Directions: Give only the number of lines in these records that include "name".

App and web page records:

*** Block opens ***

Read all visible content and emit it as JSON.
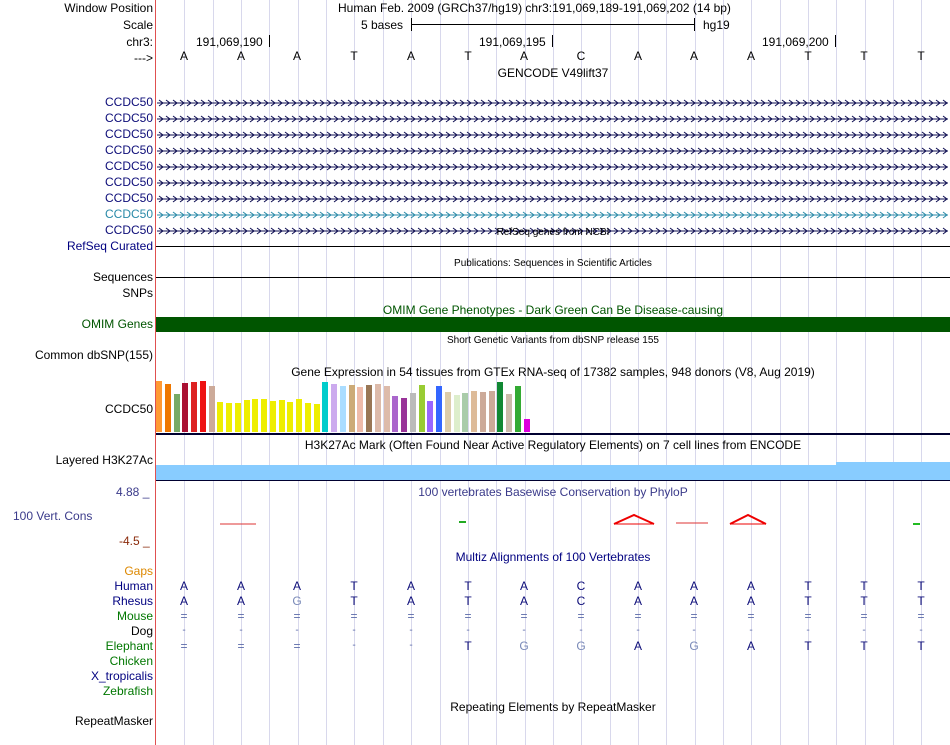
{
  "header": {
    "window_position_label": "Window Position",
    "scale_label": "Scale",
    "chr_label": "chr3:",
    "arrow_label": "--->",
    "title": "Human Feb. 2009 (GRCh37/hg19)   chr3:191,069,189-191,069,202 (14 bp)",
    "scale_text": "5 bases",
    "assembly": "hg19",
    "positions": [
      "191,069,190",
      "191,069,195",
      "191,069,200"
    ]
  },
  "bases": [
    "A",
    "A",
    "A",
    "T",
    "A",
    "T",
    "A",
    "C",
    "A",
    "A",
    "A",
    "T",
    "T",
    "T"
  ],
  "gencode": {
    "title": "GENCODE V49lift37",
    "genes": [
      "CCDC50",
      "CCDC50",
      "CCDC50",
      "CCDC50",
      "CCDC50",
      "CCDC50",
      "CCDC50",
      "CCDC50",
      "CCDC50"
    ],
    "highlight_index": 7
  },
  "refseq": {
    "label": "RefSeq Curated",
    "title": "RefSeq genes from NCBI"
  },
  "publications": {
    "label": "Sequences",
    "title": "Publications: Sequences in Scientific Articles"
  },
  "snps": {
    "label": "SNPs"
  },
  "omim": {
    "label": "OMIM Genes",
    "title": "OMIM Gene Phenotypes - Dark Green Can Be Disease-causing",
    "color": "#005500"
  },
  "dbsnp": {
    "label": "Common dbSNP(155)",
    "title": "Short Genetic Variants from dbSNP release 155"
  },
  "gtex": {
    "label": "CCDC50",
    "title": "Gene Expression in 54 tissues from GTEx RNA-seq of 17382 samples, 948 donors (V8, Aug 2019)",
    "bars": [
      {
        "c": "#ff9933",
        "v": 0.96
      },
      {
        "c": "#ee7700",
        "v": 0.9
      },
      {
        "c": "#77aa66",
        "v": 0.72
      },
      {
        "c": "#aa1133",
        "v": 0.92
      },
      {
        "c": "#dd2222",
        "v": 0.94
      },
      {
        "c": "#ee1111",
        "v": 0.96
      },
      {
        "c": "#ccaa99",
        "v": 0.86
      },
      {
        "c": "#eeee00",
        "v": 0.56
      },
      {
        "c": "#eeee00",
        "v": 0.55
      },
      {
        "c": "#eeee00",
        "v": 0.54
      },
      {
        "c": "#eeee00",
        "v": 0.6
      },
      {
        "c": "#eeee00",
        "v": 0.63
      },
      {
        "c": "#eeee00",
        "v": 0.62
      },
      {
        "c": "#eeee00",
        "v": 0.58
      },
      {
        "c": "#eeee00",
        "v": 0.6
      },
      {
        "c": "#eeee00",
        "v": 0.57
      },
      {
        "c": "#eeee00",
        "v": 0.62
      },
      {
        "c": "#eeee00",
        "v": 0.54
      },
      {
        "c": "#eeee00",
        "v": 0.52
      },
      {
        "c": "#00cccc",
        "v": 0.95
      },
      {
        "c": "#ccaaee",
        "v": 0.9
      },
      {
        "c": "#aaddff",
        "v": 0.86
      },
      {
        "c": "#ccaa77",
        "v": 0.88
      },
      {
        "c": "#eebbaa",
        "v": 0.85
      },
      {
        "c": "#997755",
        "v": 0.88
      },
      {
        "c": "#ddbbaa",
        "v": 0.9
      },
      {
        "c": "#ddbbaa",
        "v": 0.86
      },
      {
        "c": "#aa66cc",
        "v": 0.68
      },
      {
        "c": "#993399",
        "v": 0.64
      },
      {
        "c": "#bbbbbb",
        "v": 0.74
      },
      {
        "c": "#99cc33",
        "v": 0.88
      },
      {
        "c": "#9966ff",
        "v": 0.58
      },
      {
        "c": "#3366ff",
        "v": 0.86
      },
      {
        "c": "#ddccaa",
        "v": 0.75
      },
      {
        "c": "#ddeecc",
        "v": 0.7
      },
      {
        "c": "#aaccaa",
        "v": 0.74
      },
      {
        "c": "#ddbb99",
        "v": 0.78
      },
      {
        "c": "#ccaa99",
        "v": 0.76
      },
      {
        "c": "#ccaa99",
        "v": 0.78
      },
      {
        "c": "#118833",
        "v": 0.94
      },
      {
        "c": "#ccbbaa",
        "v": 0.72
      },
      {
        "c": "#33aa33",
        "v": 0.86
      },
      {
        "c": "#dd00dd",
        "v": 0.24
      }
    ]
  },
  "h3k27ac": {
    "label": "Layered H3K27Ac",
    "title": "H3K27Ac Mark (Often Found Near Active Regulatory Elements) on 7 cell lines from ENCODE",
    "color": "#88ccff"
  },
  "conservation": {
    "label": "100 Vert. Cons",
    "max": "4.88 _",
    "min": "-4.5 _",
    "title": "100 vertebrates Basewise Conservation by PhyloP"
  },
  "multiz": {
    "title": "Multiz Alignments of 100 Vertebrates",
    "rows": [
      {
        "name": "Gaps",
        "color": "#dd8800",
        "bases": []
      },
      {
        "name": "Human",
        "color": "#000080",
        "bases": [
          "A",
          "A",
          "A",
          "T",
          "A",
          "T",
          "A",
          "C",
          "A",
          "A",
          "A",
          "T",
          "T",
          "T"
        ]
      },
      {
        "name": "Rhesus",
        "color": "#000080",
        "bases": [
          "A",
          "A",
          "G",
          "T",
          "A",
          "T",
          "A",
          "C",
          "A",
          "A",
          "A",
          "T",
          "T",
          "T"
        ]
      },
      {
        "name": "Mouse",
        "color": "#007700",
        "bases": [
          "=",
          "=",
          "=",
          "=",
          "=",
          "=",
          "=",
          "=",
          "=",
          "=",
          "=",
          "=",
          "=",
          "="
        ]
      },
      {
        "name": "Dog",
        "color": "#000000",
        "bases": [
          "-",
          "-",
          "-",
          "-",
          "-",
          "-",
          "-",
          "-",
          "-",
          "-",
          "-",
          "-",
          "-",
          "-"
        ]
      },
      {
        "name": "Elephant",
        "color": "#007700",
        "bases": [
          "=",
          "=",
          "=",
          "-",
          "-",
          "T",
          "G",
          "G",
          "A",
          "G",
          "A",
          "T",
          "T",
          "T"
        ]
      },
      {
        "name": "Chicken",
        "color": "#007700",
        "bases": []
      },
      {
        "name": "X_tropicalis",
        "color": "#000080",
        "bases": []
      },
      {
        "name": "Zebrafish",
        "color": "#007700",
        "bases": []
      }
    ]
  },
  "repeatmasker": {
    "label": "RepeatMasker",
    "title": "Repeating Elements by RepeatMasker"
  }
}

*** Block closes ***

Finished task: 9